One of the cars I was most surprised to see was this first gen CTS-V on Work XT7s. It was one of the most gangster cars out there. I wouldn't be surprised to see more of these out drifting if they get any cheaper. A 6 speed T56 manual was the only option and they already come with a LS6/2. They're like American JZXs. The only drawback I can think of is they come 6 lug which is weird but fixable.
America's representation wasn't limited to just the one Caddy, team Full Clip brought out a C5 Corvette that really tore it up!
This year's competition was a singles comp instead of the usual team competitions. In the end, Rich Whiteman was the winner in his JZX100. Later in the day he proved why he deserved that victory after doing a full lap with his hood up when his latch failed after the second corner.
After the competition runs, I lurked through the vendor area to see what they had for booth cars and what I could buy that'd fit in my carry on. The selection of booth cars was pretty exceptional, featuring a 180SX Type X look S13 on double staggered TE37s and one of the Breaking FD3S!
Of all the cars of the event, the car with the strongest aura was Jake's S14. Losing him sent a shockwave through the US drifting scene that was felt by everyone. Seeing his car in perfect order and on display was both heartwarming and heartbreaking. Having his car traveling to events is a wonderful tribute.
As the sun set, and golden hour died down, the late night throw down started to heat up.
I've never shot a night event so it was a steep learning curve. I was stoked to get some decent shots! All digital though since I could do a lot more live experimentation.
It seems like a pain to get right, but Subaru drift cars are such a cool concept and I hope someone develops parts to make it easier. This example's screaming 1JZGTE didn't exactly make for an easy conversion either.
Something about drifting at night makes it even more fun to watch.
The night time matsuri extended all the way to 11pm and just being in the sun and heat all day as a spectator was tiring, I imagine the drivers were all beat! I definitely want to shoot another night event some time. Although I might have been spoiled with this being the first I shot.
The next day all the pressures of competition were off and it was full force party drifting.
My favorite part of the event was seeing the variety of styles on display in vehicle choice, design aesthetic, and driving style. The power figures and chassis modifications were all over the map and the show each driver gave felt personalized. No two drivers attacked the course exactly the same.
The old school Toyota crowd gave an experience their turbo or V8 equipped companions couldn't match; those screaming induction noises!
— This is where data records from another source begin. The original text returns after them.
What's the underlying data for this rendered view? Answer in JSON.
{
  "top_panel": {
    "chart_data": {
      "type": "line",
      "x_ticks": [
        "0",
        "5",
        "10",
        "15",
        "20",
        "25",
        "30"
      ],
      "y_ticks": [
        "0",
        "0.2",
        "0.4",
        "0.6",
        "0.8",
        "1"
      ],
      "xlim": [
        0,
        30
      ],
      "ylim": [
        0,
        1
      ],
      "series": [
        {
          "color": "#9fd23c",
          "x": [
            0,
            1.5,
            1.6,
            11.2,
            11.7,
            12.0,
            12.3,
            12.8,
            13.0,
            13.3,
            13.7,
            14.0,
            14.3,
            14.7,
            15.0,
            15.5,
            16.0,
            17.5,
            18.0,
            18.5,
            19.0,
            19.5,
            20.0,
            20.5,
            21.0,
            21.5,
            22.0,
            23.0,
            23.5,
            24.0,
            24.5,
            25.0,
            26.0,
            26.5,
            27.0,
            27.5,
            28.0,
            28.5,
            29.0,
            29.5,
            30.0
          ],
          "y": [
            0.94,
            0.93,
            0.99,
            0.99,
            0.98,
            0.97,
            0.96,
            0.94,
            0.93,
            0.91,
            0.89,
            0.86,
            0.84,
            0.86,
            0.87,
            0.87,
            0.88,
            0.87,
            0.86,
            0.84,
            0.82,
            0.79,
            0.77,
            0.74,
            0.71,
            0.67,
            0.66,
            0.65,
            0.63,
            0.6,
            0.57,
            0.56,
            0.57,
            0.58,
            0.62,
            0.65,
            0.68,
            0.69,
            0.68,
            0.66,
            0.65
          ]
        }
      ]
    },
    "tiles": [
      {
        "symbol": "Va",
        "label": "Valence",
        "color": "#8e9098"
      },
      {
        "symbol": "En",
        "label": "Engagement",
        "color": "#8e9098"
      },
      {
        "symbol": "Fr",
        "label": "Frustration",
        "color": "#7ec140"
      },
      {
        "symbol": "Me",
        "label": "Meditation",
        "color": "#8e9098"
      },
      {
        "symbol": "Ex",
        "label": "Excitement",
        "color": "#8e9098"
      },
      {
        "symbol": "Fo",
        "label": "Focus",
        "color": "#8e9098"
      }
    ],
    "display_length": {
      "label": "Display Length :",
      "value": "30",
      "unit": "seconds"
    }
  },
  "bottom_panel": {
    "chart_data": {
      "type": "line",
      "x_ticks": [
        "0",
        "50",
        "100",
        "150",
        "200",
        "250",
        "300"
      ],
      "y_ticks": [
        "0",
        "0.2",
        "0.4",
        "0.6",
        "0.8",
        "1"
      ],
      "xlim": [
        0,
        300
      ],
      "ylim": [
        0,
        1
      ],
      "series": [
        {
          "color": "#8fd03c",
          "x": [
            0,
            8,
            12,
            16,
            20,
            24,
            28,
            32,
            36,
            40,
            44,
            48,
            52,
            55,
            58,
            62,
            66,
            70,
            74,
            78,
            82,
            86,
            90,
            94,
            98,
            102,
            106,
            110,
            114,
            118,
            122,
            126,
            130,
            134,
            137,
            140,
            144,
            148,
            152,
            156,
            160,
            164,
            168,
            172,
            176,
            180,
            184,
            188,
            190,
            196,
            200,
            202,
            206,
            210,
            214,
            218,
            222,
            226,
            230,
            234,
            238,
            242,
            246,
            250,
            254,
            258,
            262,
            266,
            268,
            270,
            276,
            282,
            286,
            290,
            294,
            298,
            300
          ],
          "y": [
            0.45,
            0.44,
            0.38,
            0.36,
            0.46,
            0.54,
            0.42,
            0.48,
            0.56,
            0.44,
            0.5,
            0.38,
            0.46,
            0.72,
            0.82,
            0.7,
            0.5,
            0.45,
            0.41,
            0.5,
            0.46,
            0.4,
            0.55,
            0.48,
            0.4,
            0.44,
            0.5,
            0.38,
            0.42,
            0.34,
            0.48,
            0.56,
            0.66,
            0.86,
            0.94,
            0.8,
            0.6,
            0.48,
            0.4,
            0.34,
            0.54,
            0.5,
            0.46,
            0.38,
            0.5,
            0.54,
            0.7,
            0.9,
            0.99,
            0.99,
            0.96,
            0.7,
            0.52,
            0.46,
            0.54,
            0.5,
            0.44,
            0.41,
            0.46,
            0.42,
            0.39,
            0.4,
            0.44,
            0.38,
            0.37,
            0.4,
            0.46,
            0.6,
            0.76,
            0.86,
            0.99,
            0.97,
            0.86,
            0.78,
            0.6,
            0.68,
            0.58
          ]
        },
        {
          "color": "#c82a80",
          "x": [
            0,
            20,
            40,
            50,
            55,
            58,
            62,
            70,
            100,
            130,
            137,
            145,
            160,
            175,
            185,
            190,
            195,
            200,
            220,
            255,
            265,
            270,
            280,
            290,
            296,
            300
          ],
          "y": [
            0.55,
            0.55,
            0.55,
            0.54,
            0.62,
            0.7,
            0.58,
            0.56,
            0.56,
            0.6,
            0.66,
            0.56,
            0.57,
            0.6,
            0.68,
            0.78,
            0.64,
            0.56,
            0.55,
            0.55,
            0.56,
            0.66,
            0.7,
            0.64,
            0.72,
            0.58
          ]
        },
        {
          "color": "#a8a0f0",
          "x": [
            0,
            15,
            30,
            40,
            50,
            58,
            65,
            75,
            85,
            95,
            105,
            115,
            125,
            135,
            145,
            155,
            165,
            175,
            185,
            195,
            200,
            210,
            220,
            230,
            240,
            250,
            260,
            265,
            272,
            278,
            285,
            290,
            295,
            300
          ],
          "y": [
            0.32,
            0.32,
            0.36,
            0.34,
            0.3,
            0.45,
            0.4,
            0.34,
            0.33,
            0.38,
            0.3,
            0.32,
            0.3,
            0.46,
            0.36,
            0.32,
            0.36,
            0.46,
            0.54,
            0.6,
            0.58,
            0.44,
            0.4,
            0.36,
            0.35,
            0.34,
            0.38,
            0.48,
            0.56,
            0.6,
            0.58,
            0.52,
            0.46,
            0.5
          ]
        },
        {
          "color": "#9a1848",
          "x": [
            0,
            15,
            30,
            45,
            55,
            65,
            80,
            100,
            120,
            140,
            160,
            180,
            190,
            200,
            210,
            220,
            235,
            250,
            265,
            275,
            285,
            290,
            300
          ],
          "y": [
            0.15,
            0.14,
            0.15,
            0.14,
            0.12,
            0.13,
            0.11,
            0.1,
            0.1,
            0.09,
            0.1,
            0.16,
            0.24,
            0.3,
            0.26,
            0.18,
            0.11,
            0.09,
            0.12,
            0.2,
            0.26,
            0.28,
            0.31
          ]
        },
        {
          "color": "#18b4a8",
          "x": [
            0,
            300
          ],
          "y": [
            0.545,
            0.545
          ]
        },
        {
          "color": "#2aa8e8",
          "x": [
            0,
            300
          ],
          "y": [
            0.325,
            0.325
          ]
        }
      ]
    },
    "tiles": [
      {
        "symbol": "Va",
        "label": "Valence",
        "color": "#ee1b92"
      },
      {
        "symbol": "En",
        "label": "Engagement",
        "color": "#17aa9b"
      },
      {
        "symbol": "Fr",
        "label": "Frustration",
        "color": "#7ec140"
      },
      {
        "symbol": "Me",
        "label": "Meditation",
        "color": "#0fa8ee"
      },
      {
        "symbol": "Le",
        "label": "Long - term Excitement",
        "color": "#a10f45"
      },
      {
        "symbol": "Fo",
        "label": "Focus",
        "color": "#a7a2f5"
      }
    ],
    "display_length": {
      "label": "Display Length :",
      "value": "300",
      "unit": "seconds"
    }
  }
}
Hearing them coming was all bark and watching them go was an angry buzz.
The best part about day 2 was the tandem trains.
Everyone seemed especially excited for the chance to get door to door with the Sexy Knights guys.
It was so cool seeing drivers I idolized driving together and giving it their all.
I can't handle my love for this S13.
I took a quick break from the on track stuff, mainly to drink water and sit out of the sun for a minute, and took a peek at some of the spectator cars. I definitely suggest giving the parking lots of events like this a scan because there's always cool gems tucked away.
Back in the pits you could see the toll driving all-out takes on a car. Throughout the day cars were filtering in for repairs as parts gave out and the mad dash to replace and repair before the event ended began.
I'll never recover from how cool this ER34 was.
There were so many Japanese market cars in attendance, you almost stopped noticing which side the driver sat on.